(Records from a data collection)
=======
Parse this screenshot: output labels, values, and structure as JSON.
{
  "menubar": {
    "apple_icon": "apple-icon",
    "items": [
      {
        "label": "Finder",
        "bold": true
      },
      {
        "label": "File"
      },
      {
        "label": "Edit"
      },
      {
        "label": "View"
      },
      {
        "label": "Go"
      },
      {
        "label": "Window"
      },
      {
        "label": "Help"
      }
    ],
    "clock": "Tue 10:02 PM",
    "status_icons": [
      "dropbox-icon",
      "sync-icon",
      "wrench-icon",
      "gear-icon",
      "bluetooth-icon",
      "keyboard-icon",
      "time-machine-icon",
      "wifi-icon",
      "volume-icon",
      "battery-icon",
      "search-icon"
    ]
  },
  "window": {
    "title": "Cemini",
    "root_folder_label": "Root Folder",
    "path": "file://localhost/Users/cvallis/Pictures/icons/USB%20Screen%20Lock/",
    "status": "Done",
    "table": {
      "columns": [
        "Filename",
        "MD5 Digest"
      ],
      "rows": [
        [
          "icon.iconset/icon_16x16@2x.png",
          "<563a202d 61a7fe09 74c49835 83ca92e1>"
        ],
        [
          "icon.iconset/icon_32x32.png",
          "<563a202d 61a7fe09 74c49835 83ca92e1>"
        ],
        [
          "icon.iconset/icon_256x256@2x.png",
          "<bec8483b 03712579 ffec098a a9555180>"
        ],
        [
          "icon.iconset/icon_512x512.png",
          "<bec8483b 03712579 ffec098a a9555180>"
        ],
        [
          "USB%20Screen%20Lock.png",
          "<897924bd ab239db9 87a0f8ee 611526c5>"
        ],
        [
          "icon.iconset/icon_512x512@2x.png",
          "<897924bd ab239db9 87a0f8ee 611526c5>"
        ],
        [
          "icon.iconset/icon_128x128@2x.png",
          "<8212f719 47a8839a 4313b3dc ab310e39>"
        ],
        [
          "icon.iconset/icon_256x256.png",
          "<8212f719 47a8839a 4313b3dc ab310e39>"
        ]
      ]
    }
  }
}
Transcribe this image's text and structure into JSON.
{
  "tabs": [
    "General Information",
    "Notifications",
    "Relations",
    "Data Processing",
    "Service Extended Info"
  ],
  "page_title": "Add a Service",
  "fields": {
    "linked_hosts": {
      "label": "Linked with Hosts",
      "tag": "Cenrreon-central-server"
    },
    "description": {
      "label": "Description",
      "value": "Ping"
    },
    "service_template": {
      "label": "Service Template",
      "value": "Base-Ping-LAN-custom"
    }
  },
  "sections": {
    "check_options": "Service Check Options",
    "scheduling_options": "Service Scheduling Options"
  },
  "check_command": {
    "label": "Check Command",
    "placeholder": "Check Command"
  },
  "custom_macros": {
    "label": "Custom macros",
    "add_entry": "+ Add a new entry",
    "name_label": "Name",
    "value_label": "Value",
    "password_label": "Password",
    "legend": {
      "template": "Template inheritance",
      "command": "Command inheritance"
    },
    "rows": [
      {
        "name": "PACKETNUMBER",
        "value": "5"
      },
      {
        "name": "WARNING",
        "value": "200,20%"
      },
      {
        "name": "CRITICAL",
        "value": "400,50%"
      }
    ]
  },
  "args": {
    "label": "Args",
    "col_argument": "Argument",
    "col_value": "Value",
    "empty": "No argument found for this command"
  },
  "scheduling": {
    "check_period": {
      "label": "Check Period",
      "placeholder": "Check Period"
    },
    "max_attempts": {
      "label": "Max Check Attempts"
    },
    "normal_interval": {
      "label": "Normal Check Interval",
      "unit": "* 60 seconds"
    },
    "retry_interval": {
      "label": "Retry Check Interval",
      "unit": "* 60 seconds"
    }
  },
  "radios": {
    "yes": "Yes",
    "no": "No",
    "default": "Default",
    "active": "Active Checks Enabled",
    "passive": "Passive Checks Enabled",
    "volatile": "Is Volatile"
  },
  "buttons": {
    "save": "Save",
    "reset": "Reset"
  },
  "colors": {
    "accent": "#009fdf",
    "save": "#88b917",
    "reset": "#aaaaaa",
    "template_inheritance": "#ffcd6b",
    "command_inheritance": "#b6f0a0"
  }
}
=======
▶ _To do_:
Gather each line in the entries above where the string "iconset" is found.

▶ _Output_:
          "icon.iconset/icon_16x16@2x.png",
          "icon.iconset/icon_32x32.png",
          "icon.iconset/icon_256x256@2x.png",
          "icon.iconset/icon_512x512.png",
          "icon.iconset/icon_512x512@2x.png",
          "icon.iconset/icon_128x128@2x.png",
          "icon.iconset/icon_256x256.png",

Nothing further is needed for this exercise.